What is the Punishment For Violating a Restraining Order?

Any willful disobedience of any temporary restraining order or injunction granted because of civil harassment is punishable under California criminal law. Penal Code §273.6 provides that any intentional and knowing violation of an order issued under CCP §527.6 is a misdemeanor punishable by a fine of up to $1000 and/or by imprisonment in the county jail for up to one year.  Any violation of the order that results in physical injury is punishable by a fine of up to $2000 and/or by imprisonment in the county jail for not less than 30 days nor more than one year.  However, if a violator is imprisoned in county jail for at least 48 hours,  a judge may, in the interest of justice, reduce or eliminate the 30-day minimum imprisonment

A subsequent conviction for violation of Pen C §273.6(a), occurring within seven years of a prior conviction and involving an act of violence or a credible threat of violence, is punishable by imprisonment in the county jail for up to one year or in state prison. According to one attorney, a subsequent conviction occurring within one year of a prior conviction that results in physical injury is punishable by a fine of up to $2000 and/or by imprisonment in county jail for not less than six months nor more than one year, or by imprisonment in state prison.  However, if a defendant is imprisoned in county jail for at least 30 days, the court may, in the interest of justice, reduce or eliminate the six-month minimum imprisonment.

A defendant who is convicted of owning, possessing, purchasing, or receiving a firearm when prohibited from doing so by an order under CCP §527.6 may be imprisoned in the county jail for up to one year or in state prison and may be subject to a fine of up to $1000.

The Nuts and Bolts of Gang Registration

In Long Beach, as is the case anywhere else in the state of California, a person convicted of specified gang-related offenses must register with the chief of police of the city in which he or she resides, or the sheriff of the county if he or she resides in an unincorporated area. Gang Registration is required if the individual has been convicted of any of the following crimes:

1. Active participation in and furtherance of felonious conduct by a criminal street gang under Penal Code §186.22(a)

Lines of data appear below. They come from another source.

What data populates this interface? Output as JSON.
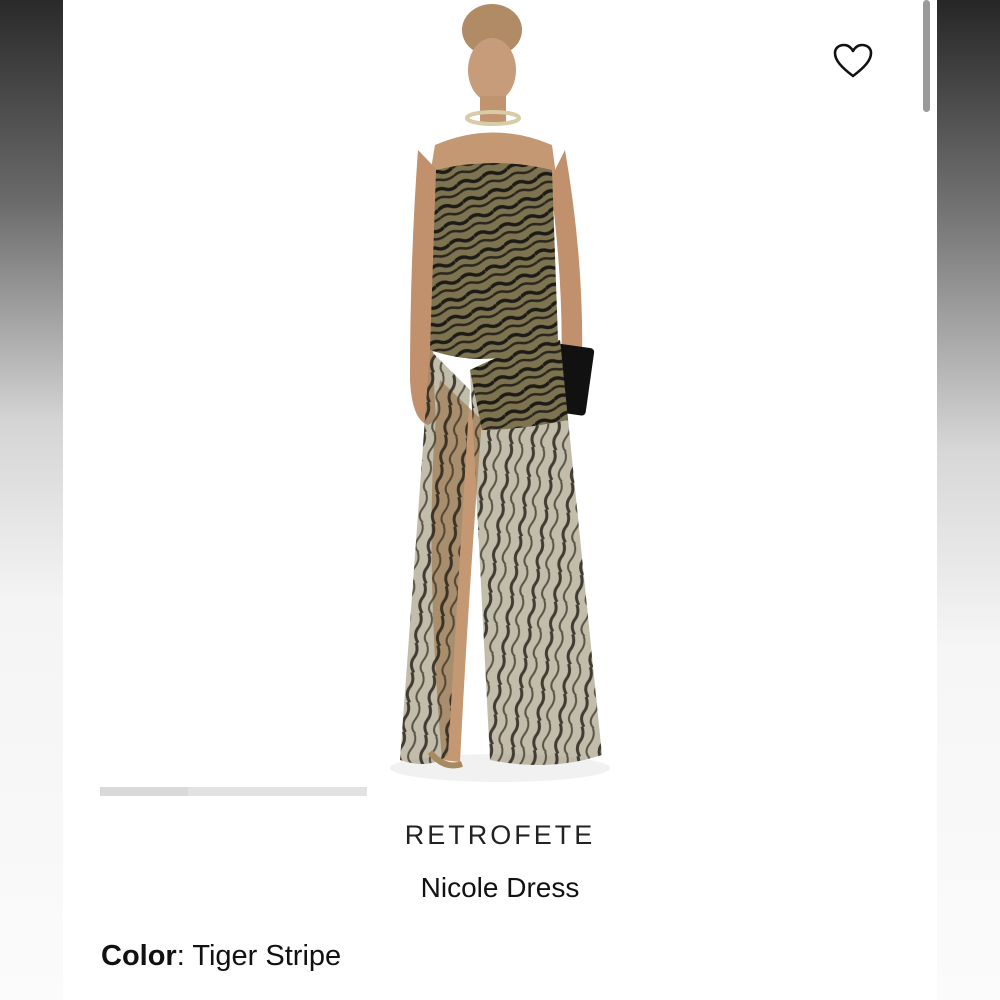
{
  "product": {
    "brand": "RETROFETE",
    "name": "Nicole Dress",
    "color_label": "Color",
    "color_separator": ":",
    "color_value": "Tiger Stripe"
  },
  "gallery": {
    "progress": 0.33
  },
  "icons": {
    "favorite": "heart-outline-icon"
  },
  "colors": {
    "page_background": "#ffffff",
    "text": "#111111",
    "progress_track": "#e2e2e2"
  }
}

2. Any felony for which a sentencing enhancement has been imposed under Penal Code §186.22(b)(1)

3. Any crime the court has determined is gang related at the time of sentencing or disposition. Penal Code §186.30(b)(3).

“Gang related” means related to a “criminal street gang” within the meaning of Penal Code §186.22(e)(f). Gang-related crimes include, but are not limited to, all crimes committed for the benefit of, at the direction of, or in association with a criminal street gang, as determined by recent CA Supreme Court decisions. However, nothing in the registration statutes precludes a criminal court in its discretion from imposing the registration requirement in a gang-related crime, according to one long time Criminal Lawyer in Long Beach.

The registration requirement has been found to be constitutional. See, for example the case of People v Bailey (2002) 101 CA4th 238. Gang-member registration under Pen C §186.30 has been determined to not constitute punishment for due process purposes and, therefore, need not be based on proof beyond a reasonable doubt. The fact that the subject crime was gang related need only be based on a standard of “more likely than not”.  Those facing the possibility of gang registration should speak to a qualified criminal attorney in Long Beach.  The consequences of such registration can indeed be very daunting and long-lasting.